** EXERCISE **
Although the entries hold pictures, only their words are printed back, exactly as given.

[Website and app data records]
------------

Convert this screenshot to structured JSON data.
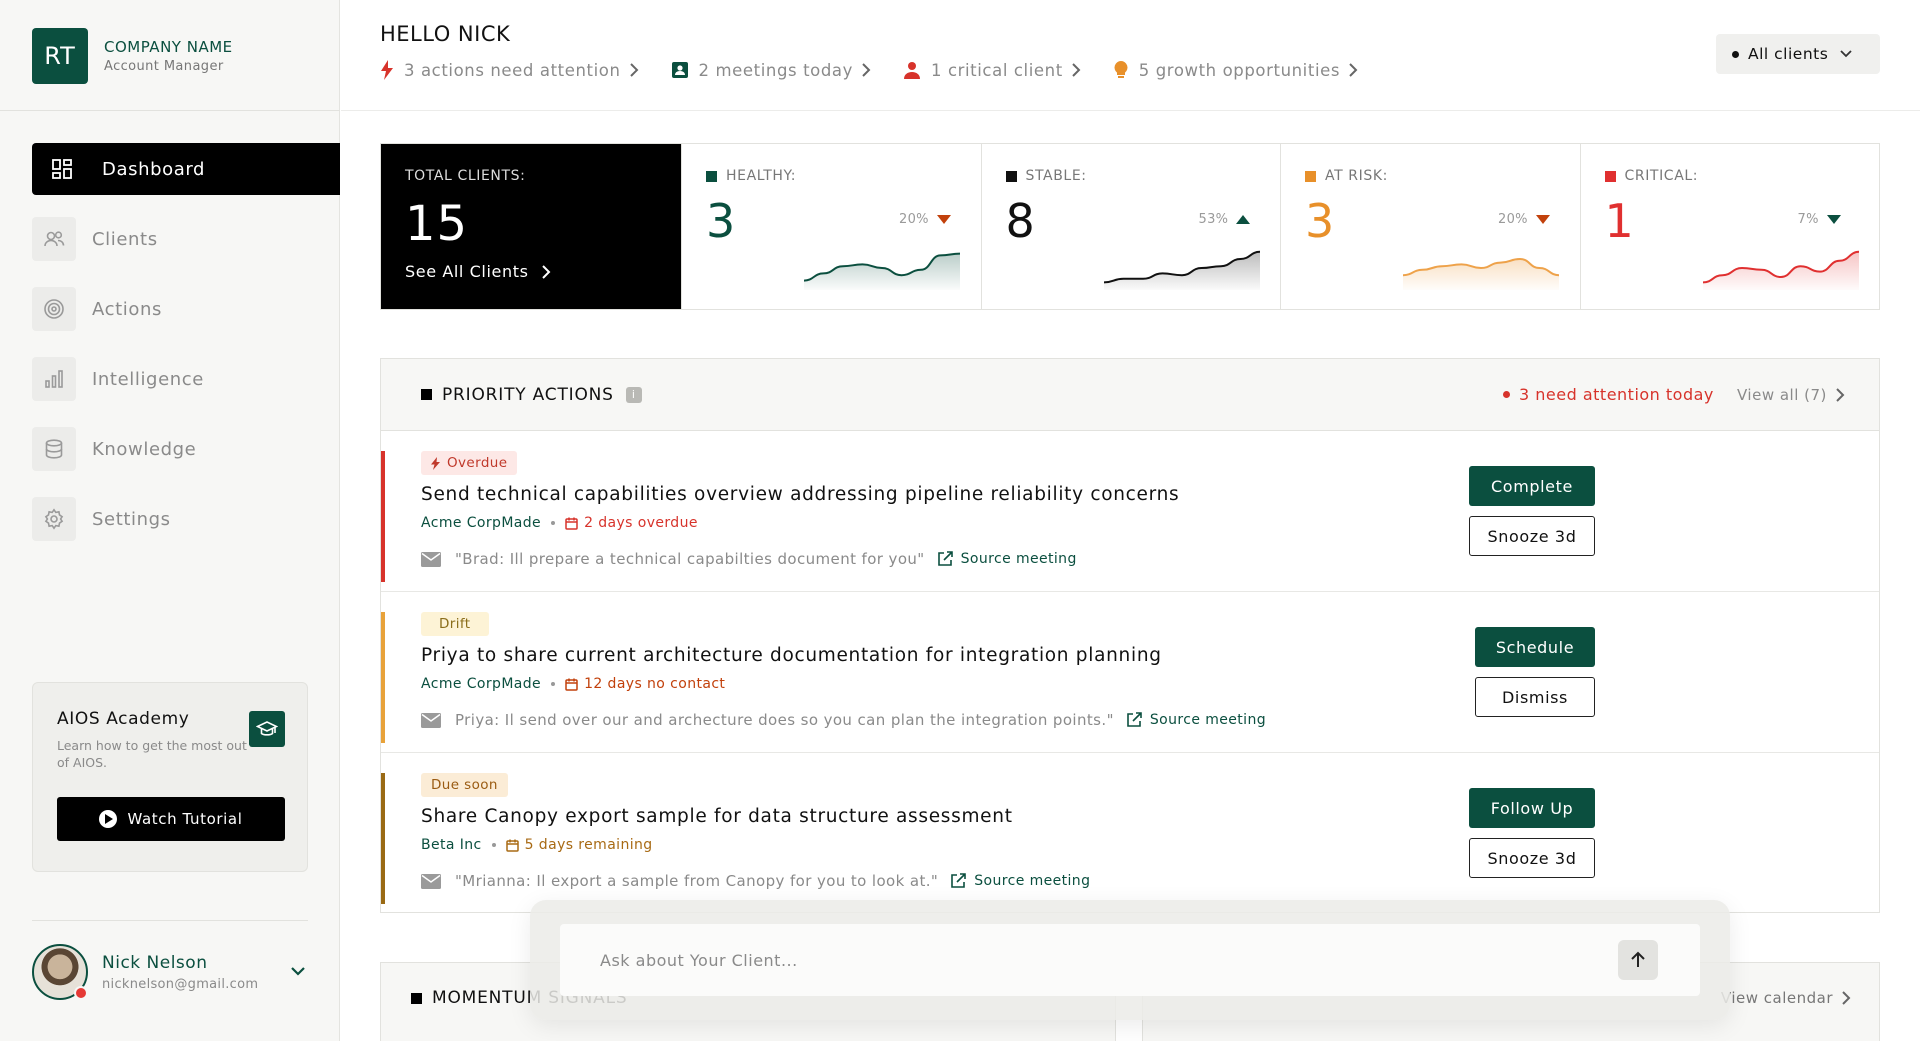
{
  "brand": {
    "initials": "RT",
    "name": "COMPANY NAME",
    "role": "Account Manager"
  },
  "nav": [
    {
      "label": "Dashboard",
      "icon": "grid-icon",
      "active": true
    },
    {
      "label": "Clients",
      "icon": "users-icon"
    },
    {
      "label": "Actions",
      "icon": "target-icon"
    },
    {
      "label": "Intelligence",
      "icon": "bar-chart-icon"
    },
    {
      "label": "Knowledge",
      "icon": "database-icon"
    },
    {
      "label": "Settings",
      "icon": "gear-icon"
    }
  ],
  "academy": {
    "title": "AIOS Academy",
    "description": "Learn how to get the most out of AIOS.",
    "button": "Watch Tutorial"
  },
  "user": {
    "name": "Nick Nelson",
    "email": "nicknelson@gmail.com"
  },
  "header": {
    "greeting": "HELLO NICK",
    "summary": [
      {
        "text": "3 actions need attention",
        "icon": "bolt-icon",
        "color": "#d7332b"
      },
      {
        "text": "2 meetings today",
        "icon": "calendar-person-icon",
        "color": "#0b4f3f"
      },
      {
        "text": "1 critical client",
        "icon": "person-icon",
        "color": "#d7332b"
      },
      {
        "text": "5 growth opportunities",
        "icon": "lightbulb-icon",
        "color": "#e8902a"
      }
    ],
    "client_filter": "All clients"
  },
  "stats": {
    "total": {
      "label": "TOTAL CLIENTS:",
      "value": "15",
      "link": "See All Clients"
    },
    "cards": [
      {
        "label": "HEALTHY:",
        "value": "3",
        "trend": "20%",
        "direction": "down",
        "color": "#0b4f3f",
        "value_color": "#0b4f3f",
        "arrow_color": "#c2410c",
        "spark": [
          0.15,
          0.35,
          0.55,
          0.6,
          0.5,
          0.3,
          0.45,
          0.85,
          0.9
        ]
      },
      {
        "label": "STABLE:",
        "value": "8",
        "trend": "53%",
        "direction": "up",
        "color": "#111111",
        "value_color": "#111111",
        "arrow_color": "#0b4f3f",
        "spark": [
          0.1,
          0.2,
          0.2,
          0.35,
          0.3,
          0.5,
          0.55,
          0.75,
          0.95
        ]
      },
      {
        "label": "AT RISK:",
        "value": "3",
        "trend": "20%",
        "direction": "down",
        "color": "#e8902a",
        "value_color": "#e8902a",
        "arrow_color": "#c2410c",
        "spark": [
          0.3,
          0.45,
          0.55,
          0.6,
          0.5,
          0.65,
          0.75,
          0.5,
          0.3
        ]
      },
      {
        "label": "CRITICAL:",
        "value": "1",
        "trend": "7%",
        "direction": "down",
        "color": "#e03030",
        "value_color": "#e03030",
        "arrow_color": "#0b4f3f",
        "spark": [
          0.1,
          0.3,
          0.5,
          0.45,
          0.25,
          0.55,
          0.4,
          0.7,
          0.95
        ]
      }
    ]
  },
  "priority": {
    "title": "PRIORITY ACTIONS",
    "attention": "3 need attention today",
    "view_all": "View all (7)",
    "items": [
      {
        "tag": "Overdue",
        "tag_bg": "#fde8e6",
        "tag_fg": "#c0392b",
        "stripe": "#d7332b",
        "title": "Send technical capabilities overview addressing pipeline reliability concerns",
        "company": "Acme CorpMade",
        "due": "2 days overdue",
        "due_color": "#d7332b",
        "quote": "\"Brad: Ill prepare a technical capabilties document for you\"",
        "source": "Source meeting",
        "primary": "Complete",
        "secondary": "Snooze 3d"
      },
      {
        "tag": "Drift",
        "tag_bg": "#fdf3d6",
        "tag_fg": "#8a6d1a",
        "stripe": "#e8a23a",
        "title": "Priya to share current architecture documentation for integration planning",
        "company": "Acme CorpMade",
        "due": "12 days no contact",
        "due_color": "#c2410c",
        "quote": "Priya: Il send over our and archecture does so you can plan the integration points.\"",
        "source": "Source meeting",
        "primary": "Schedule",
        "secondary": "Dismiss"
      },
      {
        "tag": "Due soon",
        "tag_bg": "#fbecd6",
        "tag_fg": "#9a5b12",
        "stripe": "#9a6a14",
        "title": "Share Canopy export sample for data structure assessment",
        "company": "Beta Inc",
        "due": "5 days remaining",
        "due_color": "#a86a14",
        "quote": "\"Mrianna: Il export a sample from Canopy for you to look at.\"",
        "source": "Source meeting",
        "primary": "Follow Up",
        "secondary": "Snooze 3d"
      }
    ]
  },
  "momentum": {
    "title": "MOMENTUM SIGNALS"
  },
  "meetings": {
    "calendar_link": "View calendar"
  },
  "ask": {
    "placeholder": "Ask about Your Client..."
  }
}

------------

** FINISHED EXERCISE **
Convert this screenshot to structured JSON data.
{
  "brand": {
    "initials": "RT",
    "name": "COMPANY NAME",
    "role": "Account Manager"
  },
  "nav": [
    {
      "label": "Dashboard",
      "icon": "grid-icon",
      "active": true
    },
    {
      "label": "Clients",
      "icon": "users-icon"
    },
    {
      "label": "Actions",
      "icon": "target-icon"
    },
    {
      "label": "Intelligence",
      "icon": "bar-chart-icon"
    },
    {
      "label": "Knowledge",
      "icon": "database-icon"
    },
    {
      "label": "Settings",
      "icon": "gear-icon"
    }
  ],
  "academy": {
    "title": "AIOS Academy",
    "description": "Learn how to get the most out of AIOS.",
    "button": "Watch Tutorial"
  },
  "user": {
    "name": "Nick Nelson",
    "email": "nicknelson@gmail.com"
  },
  "header": {
    "greeting": "HELLO NICK",
    "summary": [
      {
        "text": "3 actions need attention",
        "icon": "bolt-icon",
        "color": "#d7332b"
      },
      {
        "text": "2 meetings today",
        "icon": "calendar-person-icon",
        "color": "#0b4f3f"
      },
      {
        "text": "1 critical client",
        "icon": "person-icon",
        "color": "#d7332b"
      },
      {
        "text": "5 growth opportunities",
        "icon": "lightbulb-icon",
        "color": "#e8902a"
      }
    ],
    "client_filter": "All clients"
  },
  "stats": {
    "total": {
      "label": "TOTAL CLIENTS:",
      "value": "15",
      "link": "See All Clients"
    },
    "cards": [
      {
        "label": "HEALTHY:",
        "value": "3",
        "trend": "20%",
        "direction": "down",
        "color": "#0b4f3f",
        "value_color": "#0b4f3f",
        "arrow_color": "#c2410c",
        "spark": [
          0.15,
          0.35,
          0.55,
          0.6,
          0.5,
          0.3,
          0.45,
          0.85,
          0.9
        ]
      },
      {
        "label": "STABLE:",
        "value": "8",
        "trend": "53%",
        "direction": "up",
        "color": "#111111",
        "value_color": "#111111",
        "arrow_color": "#0b4f3f",
        "spark": [
          0.1,
          0.2,
          0.2,
          0.35,
          0.3,
          0.5,
          0.55,
          0.75,
          0.95
        ]
      },
      {
        "label": "AT RISK:",
        "value": "3",
        "trend": "20%",
        "direction": "down",
        "color": "#e8902a",
        "value_color": "#e8902a",
        "arrow_color": "#c2410c",
        "spark": [
          0.3,
          0.45,
          0.55,
          0.6,
          0.5,
          0.65,
          0.75,
          0.5,
          0.3
        ]
      },
      {
        "label": "CRITICAL:",
        "value": "1",
        "trend": "7%",
        "direction": "down",
        "color": "#e03030",
        "value_color": "#e03030",
        "arrow_color": "#0b4f3f",
        "spark": [
          0.1,
          0.3,
          0.5,
          0.45,
          0.25,
          0.55,
          0.4,
          0.7,
          0.95
        ]
      }
    ]
  },
  "priority": {
    "title": "PRIORITY ACTIONS",
    "attention": "3 need attention today",
    "view_all": "View all (7)",
    "items": [
      {
        "tag": "Overdue",
        "tag_bg": "#fde8e6",
        "tag_fg": "#c0392b",
        "stripe": "#d7332b",
        "title": "Send technical capabilities overview addressing pipeline reliability concerns",
        "company": "Acme CorpMade",
        "due": "2 days overdue",
        "due_color": "#d7332b",
        "quote": "\"Brad: Ill prepare a technical capabilties document for you\"",
        "source": "Source meeting",
        "primary": "Complete",
        "secondary": "Snooze 3d"
      },
      {
        "tag": "Drift",
        "tag_bg": "#fdf3d6",
        "tag_fg": "#8a6d1a",
        "stripe": "#e8a23a",
        "title": "Priya to share current architecture documentation for integration planning",
        "company": "Acme CorpMade",
        "due": "12 days no contact",
        "due_color": "#c2410c",
        "quote": "Priya: Il send over our and archecture does so you can plan the integration points.\"",
        "source": "Source meeting",
        "primary": "Schedule",
        "secondary": "Dismiss"
      },
      {
        "tag": "Due soon",
        "tag_bg": "#fbecd6",
        "tag_fg": "#9a5b12",
        "stripe": "#9a6a14",
        "title": "Share Canopy export sample for data structure assessment",
        "company": "Beta Inc",
        "due": "5 days remaining",
        "due_color": "#a86a14",
        "quote": "\"Mrianna: Il export a sample from Canopy for you to look at.\"",
        "source": "Source meeting",
        "primary": "Follow Up",
        "secondary": "Snooze 3d"
      }
    ]
  },
  "momentum": {
    "title": "MOMENTUM SIGNALS"
  },
  "meetings": {
    "calendar_link": "View calendar"
  },
  "ask": {
    "placeholder": "Ask about Your Client..."
  }
}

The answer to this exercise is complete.